I was trained to be a preacher in seminary—how to do hermeneutical exegesis, an introduction, three points, and a proper conclusion. They even showed me how to hold a Bible in one hand while signaling the worship leader with the other.
We each took turns preaching in front of the class while the professor sat in a sound booth recording constructive commentary on top of our sermons. The more we yelled, the better we did. We even got bonus points for arranging our sermons into acronyms.
When I entered the real world, I was surprised to see my sermons fall flat. They were perfectly suited for note taking, but I was shoe¬horning content into my messages just to serve the structure I was taught.
And then one day, I changed the way I spoke.

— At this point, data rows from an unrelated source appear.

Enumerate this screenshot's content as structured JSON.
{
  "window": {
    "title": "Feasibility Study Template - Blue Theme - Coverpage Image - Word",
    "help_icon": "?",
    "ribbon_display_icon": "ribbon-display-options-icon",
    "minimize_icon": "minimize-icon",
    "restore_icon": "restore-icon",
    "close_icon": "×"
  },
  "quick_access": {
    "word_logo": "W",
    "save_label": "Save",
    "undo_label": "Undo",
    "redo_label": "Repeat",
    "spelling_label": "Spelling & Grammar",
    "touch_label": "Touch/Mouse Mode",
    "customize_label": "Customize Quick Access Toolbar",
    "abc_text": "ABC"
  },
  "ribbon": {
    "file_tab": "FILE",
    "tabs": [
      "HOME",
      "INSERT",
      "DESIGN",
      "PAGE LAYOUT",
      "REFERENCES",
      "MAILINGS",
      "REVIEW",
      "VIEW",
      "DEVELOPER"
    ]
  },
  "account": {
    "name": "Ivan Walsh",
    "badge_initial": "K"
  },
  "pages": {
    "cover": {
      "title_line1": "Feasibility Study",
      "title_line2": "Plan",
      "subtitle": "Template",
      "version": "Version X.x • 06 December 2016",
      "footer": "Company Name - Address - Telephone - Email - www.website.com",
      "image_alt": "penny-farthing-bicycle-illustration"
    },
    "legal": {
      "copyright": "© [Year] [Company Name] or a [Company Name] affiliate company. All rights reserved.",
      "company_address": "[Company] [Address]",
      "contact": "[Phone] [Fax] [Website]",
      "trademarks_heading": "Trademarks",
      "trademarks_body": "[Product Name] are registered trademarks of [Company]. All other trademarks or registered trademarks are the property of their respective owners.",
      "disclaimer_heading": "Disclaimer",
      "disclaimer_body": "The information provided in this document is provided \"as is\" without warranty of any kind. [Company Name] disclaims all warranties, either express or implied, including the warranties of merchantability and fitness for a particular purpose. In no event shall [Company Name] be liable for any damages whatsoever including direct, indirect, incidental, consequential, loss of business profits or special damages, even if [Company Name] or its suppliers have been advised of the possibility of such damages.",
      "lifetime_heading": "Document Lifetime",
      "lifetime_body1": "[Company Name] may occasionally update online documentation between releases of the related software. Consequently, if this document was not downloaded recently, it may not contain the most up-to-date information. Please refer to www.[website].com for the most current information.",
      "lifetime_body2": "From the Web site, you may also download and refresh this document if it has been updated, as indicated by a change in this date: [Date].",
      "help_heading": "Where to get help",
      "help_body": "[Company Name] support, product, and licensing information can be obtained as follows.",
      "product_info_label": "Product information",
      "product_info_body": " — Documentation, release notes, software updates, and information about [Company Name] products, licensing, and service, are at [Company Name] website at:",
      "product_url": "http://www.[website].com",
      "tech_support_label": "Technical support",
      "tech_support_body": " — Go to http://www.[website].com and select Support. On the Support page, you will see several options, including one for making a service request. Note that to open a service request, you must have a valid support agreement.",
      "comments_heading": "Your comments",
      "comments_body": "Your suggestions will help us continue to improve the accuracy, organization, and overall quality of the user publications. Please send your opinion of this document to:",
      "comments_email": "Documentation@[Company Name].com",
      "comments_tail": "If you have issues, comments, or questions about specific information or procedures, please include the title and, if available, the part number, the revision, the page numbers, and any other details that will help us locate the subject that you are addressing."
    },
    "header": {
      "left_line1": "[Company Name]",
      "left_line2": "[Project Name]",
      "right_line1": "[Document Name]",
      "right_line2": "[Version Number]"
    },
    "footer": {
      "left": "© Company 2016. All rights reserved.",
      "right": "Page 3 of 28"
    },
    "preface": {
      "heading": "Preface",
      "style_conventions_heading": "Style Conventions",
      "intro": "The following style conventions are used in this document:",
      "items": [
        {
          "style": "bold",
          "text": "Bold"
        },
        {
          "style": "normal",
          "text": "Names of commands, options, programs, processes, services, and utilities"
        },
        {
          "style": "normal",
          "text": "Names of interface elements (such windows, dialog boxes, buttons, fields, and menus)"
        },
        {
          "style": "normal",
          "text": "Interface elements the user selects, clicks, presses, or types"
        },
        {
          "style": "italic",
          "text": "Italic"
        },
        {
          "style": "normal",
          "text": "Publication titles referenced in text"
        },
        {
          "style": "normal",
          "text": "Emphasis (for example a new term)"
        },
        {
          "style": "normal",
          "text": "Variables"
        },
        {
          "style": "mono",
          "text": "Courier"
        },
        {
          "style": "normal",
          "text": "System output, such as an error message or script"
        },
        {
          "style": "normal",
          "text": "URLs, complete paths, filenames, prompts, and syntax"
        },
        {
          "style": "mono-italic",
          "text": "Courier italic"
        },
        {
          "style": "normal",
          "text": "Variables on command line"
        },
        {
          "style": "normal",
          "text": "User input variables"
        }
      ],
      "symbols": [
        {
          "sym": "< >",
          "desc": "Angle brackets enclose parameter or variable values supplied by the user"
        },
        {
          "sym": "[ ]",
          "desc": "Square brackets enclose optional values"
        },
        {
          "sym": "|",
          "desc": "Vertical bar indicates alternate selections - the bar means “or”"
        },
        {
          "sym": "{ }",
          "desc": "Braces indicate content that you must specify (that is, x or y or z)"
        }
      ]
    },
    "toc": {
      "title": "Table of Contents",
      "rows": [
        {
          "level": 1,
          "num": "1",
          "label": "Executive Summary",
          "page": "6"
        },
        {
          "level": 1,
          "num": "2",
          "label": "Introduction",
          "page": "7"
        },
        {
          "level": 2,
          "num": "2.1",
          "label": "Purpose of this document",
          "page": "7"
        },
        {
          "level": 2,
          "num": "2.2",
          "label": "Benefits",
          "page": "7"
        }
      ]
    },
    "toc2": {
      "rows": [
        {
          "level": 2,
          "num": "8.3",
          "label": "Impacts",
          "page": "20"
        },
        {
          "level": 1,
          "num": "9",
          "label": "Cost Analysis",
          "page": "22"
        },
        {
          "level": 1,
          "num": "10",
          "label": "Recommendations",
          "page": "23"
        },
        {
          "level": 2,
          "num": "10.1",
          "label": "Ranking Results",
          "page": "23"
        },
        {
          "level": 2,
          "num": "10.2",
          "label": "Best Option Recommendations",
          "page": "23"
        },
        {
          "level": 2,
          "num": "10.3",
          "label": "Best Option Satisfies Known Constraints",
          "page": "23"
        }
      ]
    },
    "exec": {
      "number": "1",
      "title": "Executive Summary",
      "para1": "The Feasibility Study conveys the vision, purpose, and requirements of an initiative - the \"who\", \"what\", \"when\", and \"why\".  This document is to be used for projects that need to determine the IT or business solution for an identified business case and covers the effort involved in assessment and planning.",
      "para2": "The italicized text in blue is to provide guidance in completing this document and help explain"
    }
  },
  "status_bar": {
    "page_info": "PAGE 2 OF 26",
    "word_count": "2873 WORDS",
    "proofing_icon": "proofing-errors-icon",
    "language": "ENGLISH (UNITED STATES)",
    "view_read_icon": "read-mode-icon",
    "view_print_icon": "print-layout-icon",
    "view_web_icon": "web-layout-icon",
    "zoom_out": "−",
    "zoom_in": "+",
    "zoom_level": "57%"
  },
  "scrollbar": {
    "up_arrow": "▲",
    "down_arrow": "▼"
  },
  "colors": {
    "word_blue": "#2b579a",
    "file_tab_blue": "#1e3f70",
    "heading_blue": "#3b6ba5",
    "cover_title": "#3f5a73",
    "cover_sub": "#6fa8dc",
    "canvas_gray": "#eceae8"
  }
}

Sure, I continued to exegete scripture, pour through commentaries, and parse the meaning of words, but I didn’t stop there. I began crafting stories that conveyed the principles of scripture. When I did this, something amazing happened—my congregation came alive.
God wired people to respond to stories. Who knew?
Unlike data, stories captivate us. They awaken our hearts and release our imaginations. There’s a reason we pay to see them in theaters and tell them to our children at bedtime. And it’s no wonder.
All stories reflect the one, true epic of life—the story of creation, fall, redemption, and restoration—the story of salvation. Make no mistake—we are storytellers. And ours is the greatest story ever told.
The trouble is, when it comes to preaching, most of us simply present the results of our research. This is nothing but a bland construct of data that makes us appear smart but does nothing to awaken the hearts of our listeners.
Storytelling is not the art of communicating fluff. It’s the practice of taking our sermons to a whole new level. It’s what JRR Tolkien did by allegorizing the gospel with Frodo and Gandalf in The Lord of the Rings. It’s how John Bunyan explained the Christian life in The Pilgrim’s Progress. It’s how William Paul Young taught on the comfort of God in The Shack.
And it’s how Jesus described the Kingdom of God.
Several years ago, a young, blind man named Alex attended my church for a short while. It was hard to communicate with him at times, but he was gracious whenever I slipped-up with a thoughtless “I’ll see you next week!”
One Sunday, my wife and I spent a few minutes catching up with Alex after the service. At the time, my son Wyatt was just a baby, so I was holding him in my arms. As we talked with Alex, he knelt down to talk to Wyatt, who he thought was standing next to us. Alex didn’t know how old he was. He had never seen him.
He leaned down to my kneecap and said, “Hey buddy, how are you doing?”
This put me in an awkward position. I didn’t want to embarrass the guy, so I dropped down with Wyatt until we met Alex’s focus. Reaching out, I took hold of Alex’s hand and pulled it toward my son. I carefully moved his fingers across Wyatt’s face and ears so he could feel how small my son really was. I wanted to make my invisible son visible to Alex through the only way he could “see him”—through his sense of touch.
This is similar to what Jesus was trying to accomplish through stories. Spiritual truths are invisible to us. We can’t see the kingdom of God, so it’s hard to live by its principles. But by telling stories, Jesus was, in effect, taking us by the hand and helping us see invisible truths. He was giving us parameters for a life of faith.
There’s been a resurgence of academics in ministry and that’s good for some contexts. But whenever Jesus encountered people with an intellectual argument against his personal claims, he called them a brood of vipers. It was those who responded to his stories that got the keys to Heaven.
Arguments access the mind. Stories access the heart. Guess which one God wants.
I understand we’re limited by what we can pull off with a rigorous, Sunday-to-Sunday schedule. But we are in desperate need of models such as C.S. Lewis, who showed us how to combine great theology with great story.
Stories don’t take away from sound theology. They build upon it. They take the dry, ugly skeletons of our data-filled sermons … and put skin on them. Sermons with skin on them help our audiences see the Word of God, the Christian faith, and their individual roles in the kingdom as they are: alive.
Source: COLLIDE MAGAZINE